Wynn is on a separate three-judge panel weighing whether to accept changes to two dozen state House and Senate districts completed by a special master. Lawmakers redrew legislative maps last August after boundaries originally drawn in 2011 were struck down as racial gerrymanders, but the judges were worried unconstitutional lines remain.

Mr. Woodhouse focused his critique on Wynn, a former North Carolina state judge nominated to the Fourth Circuit Court of Appeals by former President Barack Obama. Wynn, according to Woodhouse is "waging a personal, partisan war on North Carolina Republican voters." Mr. Osteen was nominated by former President George W. Bush while former President Jimmy Carter chose Mr. Britt.

You've read  of  free articles. Subscribe to continue.

Dear Reader,

About a year ago, I happened upon this statement about the Monitor in the Harvard Business Review – under the charming heading of “do things that don’t interest you”:

“Many things that end up” being meaningful, writes social scientist Joseph Grenny, “have come from conference workshops, articles, or online videos that began as a chore and ended with an insight. My work in Kenya, for example, was heavily influenced by a Christian Science Monitor article I had forced myself to read 10 years earlier. Sometimes, we call things ‘boring’ simply because they lie outside the box we are currently in.”

If you were to come up with a punchline to a joke about the Monitor, that would probably be it. We’re seen as being global, fair, insightful, and perhaps a bit too earnest. We’re the bran muffin of journalism.

But you know what? We change lives. And I’m going to argue that we change lives precisely because we force open that too-small box that most human beings think they live in.

The Monitor is a peculiar little publication that’s hard for the world to figure out. We’re run by a church, but we’re not only for church members and we’re not about converting people. We’re known as being fair even as the world becomes as polarized as at any time since the newspaper’s founding in 1908.

We have a mission beyond circulation, we want to bridge divides. We’re about kicking down the door of thought everywhere and saying, “You are bigger and more capable than you realize. And we can prove it.”

If you’re looking for bran muffin journalism, you can subscribe to the Monitor for $15. You’ll get the Monitor Weekly magazine, the Monitor Daily email, and unlimited access to CSMonitor.com.

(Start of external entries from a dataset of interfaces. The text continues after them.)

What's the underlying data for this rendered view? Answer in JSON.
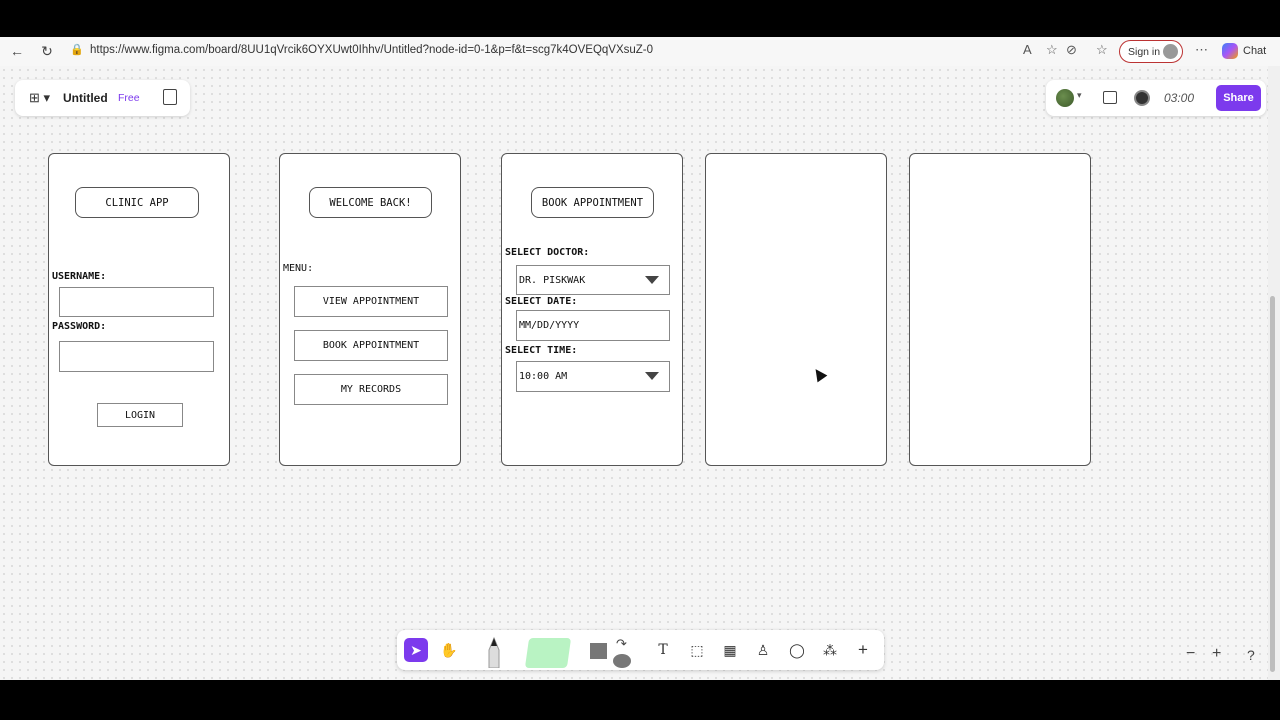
{
  "browser": {
    "url": "https://www.figma.com/board/8UU1qVrcik6OYXUwt0Ihhv/Untitled?node-id=0-1&p=f&t=scg7k4OVEQqVXsuZ-0",
    "sign_in": "Sign in",
    "chat": "Chat"
  },
  "figma": {
    "file_name": "Untitled",
    "plan": "Free",
    "timer": "03:00",
    "share": "Share"
  },
  "frames": {
    "login": {
      "title": "CLINIC APP",
      "username_label": "USERNAME:",
      "password_label": "PASSWORD:",
      "login_button": "LOGIN"
    },
    "menu": {
      "title": "WELCOME BACK!",
      "menu_label": "MENU:",
      "view": "VIEW APPOINTMENT",
      "book": "BOOK APPOINTMENT",
      "records": "MY RECORDS"
    },
    "booking": {
      "title": "BOOK APPOINTMENT",
      "doctor_label": "SELECT DOCTOR:",
      "doctor_value": "DR. PISKWAK",
      "date_label": "SELECT DATE:",
      "date_placeholder": "MM/DD/YYYY",
      "time_label": "SELECT TIME:",
      "time_value": "10:00 AM"
    }
  },
  "toolbar": {
    "text_tool": "T",
    "add": "+"
  },
  "zoom": {
    "out": "−",
    "in": "+",
    "help": "?"
  },
  "colors": {
    "accent": "#7c3aed",
    "sticky": "#b9f3c3"
  }
}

QR Code to Judges strike down North Carolina GOP-drawn voting map
Read this article in
https://www.csmonitor.com/USA/Politics/2018/0110/Judges-strike-down-North-Carolina-GOP-drawn-voting-map
QR Code to Subscription page
Start your subscription today
https://www.csmonitor.com/subscribe